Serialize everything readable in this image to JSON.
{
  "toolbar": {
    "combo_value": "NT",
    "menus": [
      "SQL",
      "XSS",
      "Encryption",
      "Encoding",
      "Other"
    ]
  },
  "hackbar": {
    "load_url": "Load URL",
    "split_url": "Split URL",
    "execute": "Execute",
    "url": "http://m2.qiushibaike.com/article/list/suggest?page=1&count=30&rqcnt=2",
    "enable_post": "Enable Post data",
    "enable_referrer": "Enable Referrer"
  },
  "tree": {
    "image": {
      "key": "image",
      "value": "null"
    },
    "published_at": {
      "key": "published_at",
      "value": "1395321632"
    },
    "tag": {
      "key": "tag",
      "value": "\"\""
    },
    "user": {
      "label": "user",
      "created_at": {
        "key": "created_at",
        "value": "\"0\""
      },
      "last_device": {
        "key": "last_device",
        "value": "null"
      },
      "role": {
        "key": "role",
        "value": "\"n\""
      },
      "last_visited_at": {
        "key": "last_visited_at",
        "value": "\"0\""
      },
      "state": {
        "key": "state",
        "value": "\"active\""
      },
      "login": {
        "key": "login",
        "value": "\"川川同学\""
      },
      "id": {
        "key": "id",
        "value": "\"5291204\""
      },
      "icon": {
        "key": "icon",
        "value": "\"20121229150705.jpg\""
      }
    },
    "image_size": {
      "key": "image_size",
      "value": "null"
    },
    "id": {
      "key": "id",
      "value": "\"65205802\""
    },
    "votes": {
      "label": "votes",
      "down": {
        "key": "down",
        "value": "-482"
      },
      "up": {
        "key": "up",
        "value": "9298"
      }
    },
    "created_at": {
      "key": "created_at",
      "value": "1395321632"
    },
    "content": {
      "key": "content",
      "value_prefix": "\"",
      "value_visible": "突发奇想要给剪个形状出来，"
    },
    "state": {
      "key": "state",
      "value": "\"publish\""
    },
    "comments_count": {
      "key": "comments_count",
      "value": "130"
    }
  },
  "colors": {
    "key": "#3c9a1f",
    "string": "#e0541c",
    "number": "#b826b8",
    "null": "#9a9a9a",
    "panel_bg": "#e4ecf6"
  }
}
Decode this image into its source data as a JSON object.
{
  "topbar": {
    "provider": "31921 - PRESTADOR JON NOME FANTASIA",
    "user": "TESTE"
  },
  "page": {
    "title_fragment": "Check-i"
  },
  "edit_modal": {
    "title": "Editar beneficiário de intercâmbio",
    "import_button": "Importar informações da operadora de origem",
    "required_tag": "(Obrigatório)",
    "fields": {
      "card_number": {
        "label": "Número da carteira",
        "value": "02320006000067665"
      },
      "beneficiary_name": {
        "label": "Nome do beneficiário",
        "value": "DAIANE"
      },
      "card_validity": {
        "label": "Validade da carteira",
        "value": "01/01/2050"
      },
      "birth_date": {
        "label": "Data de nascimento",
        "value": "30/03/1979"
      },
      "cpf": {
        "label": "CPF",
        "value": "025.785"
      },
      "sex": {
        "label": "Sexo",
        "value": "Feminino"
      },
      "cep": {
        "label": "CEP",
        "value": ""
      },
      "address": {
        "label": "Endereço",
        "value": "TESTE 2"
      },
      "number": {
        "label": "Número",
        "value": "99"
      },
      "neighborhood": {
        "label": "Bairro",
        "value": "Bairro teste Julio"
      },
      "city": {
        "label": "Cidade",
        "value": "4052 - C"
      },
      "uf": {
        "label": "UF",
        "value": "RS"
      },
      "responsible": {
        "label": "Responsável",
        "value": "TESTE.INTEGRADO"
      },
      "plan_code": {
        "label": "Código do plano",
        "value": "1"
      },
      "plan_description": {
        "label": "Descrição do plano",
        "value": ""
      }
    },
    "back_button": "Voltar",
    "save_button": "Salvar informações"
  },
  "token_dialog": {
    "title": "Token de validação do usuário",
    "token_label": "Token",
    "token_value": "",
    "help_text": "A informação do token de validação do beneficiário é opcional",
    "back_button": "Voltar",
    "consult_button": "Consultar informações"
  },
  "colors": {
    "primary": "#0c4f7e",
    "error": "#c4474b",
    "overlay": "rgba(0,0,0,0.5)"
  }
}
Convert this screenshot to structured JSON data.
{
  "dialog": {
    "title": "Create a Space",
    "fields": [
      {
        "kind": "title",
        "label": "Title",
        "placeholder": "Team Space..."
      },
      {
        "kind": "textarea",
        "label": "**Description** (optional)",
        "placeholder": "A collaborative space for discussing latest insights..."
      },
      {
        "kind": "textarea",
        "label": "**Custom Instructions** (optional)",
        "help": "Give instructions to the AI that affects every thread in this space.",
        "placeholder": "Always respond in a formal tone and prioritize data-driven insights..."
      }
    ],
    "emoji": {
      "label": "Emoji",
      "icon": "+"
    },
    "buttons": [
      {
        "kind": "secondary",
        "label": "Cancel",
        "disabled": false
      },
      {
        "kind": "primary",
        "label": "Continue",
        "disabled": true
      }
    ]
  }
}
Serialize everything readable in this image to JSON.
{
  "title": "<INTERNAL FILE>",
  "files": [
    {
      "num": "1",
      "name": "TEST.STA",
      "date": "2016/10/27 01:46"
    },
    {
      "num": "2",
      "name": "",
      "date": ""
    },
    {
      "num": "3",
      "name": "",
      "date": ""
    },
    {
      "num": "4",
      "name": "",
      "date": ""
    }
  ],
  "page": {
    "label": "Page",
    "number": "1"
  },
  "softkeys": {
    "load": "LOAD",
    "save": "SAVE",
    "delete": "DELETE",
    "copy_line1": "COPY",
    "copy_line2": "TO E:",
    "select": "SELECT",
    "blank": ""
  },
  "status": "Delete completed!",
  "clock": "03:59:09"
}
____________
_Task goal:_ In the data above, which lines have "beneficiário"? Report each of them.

_Task output:_
    "title": "Editar beneficiário de intercâmbio",
        "label": "Nome do beneficiário",
    "help_text": "A informação do token de validação do beneficiário é opcional",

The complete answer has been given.